§ Required work
Working from the listing below, pick each line containing the word "screenshot" and copy it.

§ Raw data
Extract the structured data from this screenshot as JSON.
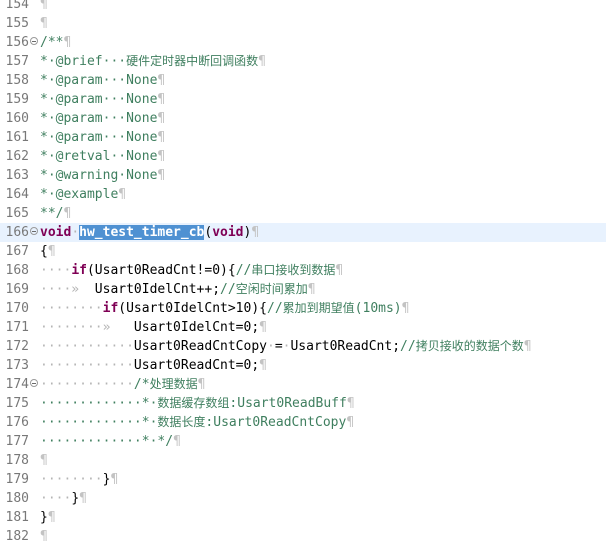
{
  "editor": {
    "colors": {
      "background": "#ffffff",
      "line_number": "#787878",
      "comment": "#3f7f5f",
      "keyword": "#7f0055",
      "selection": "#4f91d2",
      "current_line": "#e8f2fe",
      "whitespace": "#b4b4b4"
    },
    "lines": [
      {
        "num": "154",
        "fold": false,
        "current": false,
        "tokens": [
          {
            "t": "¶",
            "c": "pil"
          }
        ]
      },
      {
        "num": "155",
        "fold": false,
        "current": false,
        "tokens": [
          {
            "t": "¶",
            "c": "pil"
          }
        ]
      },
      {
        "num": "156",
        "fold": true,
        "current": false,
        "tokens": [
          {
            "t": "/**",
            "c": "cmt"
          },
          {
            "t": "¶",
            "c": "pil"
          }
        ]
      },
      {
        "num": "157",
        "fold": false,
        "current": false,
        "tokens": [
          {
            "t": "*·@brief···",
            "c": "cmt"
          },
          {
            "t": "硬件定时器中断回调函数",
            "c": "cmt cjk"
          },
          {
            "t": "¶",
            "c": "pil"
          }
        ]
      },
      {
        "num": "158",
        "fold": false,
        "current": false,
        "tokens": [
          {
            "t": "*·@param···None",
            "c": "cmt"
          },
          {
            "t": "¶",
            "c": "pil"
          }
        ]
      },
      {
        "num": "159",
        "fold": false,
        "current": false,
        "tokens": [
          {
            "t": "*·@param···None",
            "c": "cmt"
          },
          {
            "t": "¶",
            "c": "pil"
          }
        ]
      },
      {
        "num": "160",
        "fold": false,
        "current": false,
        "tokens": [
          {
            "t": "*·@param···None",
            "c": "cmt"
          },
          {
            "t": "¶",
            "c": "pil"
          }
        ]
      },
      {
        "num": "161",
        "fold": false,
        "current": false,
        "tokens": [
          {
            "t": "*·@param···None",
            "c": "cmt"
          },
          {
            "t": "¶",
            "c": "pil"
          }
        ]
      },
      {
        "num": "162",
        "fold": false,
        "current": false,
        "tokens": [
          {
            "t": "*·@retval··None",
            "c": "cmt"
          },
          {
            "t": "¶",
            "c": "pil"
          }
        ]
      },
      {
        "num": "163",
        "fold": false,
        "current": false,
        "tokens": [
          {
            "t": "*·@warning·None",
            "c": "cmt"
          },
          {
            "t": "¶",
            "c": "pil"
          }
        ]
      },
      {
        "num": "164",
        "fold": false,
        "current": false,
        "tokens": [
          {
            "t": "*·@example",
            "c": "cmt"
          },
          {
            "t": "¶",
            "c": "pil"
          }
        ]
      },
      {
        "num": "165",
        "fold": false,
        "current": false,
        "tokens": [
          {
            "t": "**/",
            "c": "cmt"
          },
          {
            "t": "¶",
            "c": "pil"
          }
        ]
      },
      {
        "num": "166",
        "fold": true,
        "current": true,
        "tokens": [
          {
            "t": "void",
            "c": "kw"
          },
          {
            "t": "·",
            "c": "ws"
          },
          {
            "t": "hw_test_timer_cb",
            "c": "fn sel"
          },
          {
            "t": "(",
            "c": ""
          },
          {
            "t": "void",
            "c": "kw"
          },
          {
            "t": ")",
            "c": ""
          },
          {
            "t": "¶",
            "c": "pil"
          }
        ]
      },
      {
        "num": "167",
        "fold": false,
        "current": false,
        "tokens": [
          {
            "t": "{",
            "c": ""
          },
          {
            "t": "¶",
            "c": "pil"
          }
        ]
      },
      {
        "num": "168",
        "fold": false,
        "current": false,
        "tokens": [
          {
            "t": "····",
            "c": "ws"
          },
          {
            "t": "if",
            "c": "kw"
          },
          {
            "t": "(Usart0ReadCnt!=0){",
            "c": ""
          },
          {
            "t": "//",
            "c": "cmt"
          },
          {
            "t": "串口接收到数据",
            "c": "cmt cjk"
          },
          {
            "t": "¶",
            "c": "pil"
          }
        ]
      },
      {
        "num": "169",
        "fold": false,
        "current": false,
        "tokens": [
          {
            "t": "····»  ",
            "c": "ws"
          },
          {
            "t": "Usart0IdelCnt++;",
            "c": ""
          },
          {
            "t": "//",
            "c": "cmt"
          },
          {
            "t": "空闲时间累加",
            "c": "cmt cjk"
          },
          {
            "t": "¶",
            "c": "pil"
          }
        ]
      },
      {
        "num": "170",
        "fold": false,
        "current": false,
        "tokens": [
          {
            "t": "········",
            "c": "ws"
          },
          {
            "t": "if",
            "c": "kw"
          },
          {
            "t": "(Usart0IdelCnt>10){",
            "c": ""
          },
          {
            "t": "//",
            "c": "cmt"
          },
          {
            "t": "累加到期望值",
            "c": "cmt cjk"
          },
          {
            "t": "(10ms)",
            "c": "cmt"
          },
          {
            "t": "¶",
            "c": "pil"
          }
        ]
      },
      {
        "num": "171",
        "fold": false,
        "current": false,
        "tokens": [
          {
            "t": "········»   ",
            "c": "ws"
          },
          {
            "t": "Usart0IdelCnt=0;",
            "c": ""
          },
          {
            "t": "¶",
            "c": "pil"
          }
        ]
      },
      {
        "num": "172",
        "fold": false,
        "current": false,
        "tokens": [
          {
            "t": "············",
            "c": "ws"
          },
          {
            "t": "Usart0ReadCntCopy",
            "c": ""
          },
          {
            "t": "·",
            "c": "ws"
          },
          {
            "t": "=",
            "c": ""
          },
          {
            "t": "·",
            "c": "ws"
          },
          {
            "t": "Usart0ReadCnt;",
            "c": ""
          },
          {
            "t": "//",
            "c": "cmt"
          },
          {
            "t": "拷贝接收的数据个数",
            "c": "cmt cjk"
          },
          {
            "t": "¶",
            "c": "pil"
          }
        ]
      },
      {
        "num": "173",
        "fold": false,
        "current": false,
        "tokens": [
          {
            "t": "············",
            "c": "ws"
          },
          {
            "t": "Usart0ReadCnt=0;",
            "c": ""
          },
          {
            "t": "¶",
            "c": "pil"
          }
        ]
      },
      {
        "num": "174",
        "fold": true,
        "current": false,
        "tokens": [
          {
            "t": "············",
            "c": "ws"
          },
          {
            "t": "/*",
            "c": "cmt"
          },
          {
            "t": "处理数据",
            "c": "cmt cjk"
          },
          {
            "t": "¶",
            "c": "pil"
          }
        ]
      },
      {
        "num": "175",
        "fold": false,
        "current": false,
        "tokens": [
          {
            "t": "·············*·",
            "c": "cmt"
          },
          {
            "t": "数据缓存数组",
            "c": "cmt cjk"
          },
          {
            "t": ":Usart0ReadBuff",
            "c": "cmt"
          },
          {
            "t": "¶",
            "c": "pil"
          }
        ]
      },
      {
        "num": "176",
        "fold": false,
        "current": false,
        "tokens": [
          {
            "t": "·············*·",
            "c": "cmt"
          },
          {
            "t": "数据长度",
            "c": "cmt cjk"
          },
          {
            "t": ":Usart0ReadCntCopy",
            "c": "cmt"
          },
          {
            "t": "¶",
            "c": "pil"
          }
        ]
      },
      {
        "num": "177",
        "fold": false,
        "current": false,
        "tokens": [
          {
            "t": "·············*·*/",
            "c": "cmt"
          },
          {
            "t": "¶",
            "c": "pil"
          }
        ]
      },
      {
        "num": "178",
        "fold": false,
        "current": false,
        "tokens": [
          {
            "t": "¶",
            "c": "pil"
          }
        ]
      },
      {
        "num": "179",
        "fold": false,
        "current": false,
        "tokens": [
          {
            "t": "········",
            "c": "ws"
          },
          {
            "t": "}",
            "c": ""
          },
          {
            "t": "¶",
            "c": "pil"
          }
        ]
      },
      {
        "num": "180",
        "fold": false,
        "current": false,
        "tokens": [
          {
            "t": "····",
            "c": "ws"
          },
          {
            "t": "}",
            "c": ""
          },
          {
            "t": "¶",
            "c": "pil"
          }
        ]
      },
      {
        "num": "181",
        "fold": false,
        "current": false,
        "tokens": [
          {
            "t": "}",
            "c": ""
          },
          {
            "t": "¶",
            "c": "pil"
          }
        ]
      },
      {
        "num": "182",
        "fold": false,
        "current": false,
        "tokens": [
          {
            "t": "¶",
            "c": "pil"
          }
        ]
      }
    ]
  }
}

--

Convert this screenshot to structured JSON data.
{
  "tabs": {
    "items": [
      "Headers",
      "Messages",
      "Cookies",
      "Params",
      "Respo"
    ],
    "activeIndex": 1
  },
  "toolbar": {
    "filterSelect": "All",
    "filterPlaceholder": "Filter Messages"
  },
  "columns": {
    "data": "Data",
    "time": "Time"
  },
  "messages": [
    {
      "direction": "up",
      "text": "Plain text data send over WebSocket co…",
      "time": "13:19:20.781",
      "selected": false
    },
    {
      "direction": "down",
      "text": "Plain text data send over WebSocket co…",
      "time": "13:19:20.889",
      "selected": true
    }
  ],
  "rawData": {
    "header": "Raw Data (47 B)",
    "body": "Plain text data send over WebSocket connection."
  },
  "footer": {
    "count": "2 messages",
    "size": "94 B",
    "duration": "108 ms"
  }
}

§ Answer to this exercise
Extract the structured data from this screenshot as JSON.
Convert this screenshot to structured JSON data.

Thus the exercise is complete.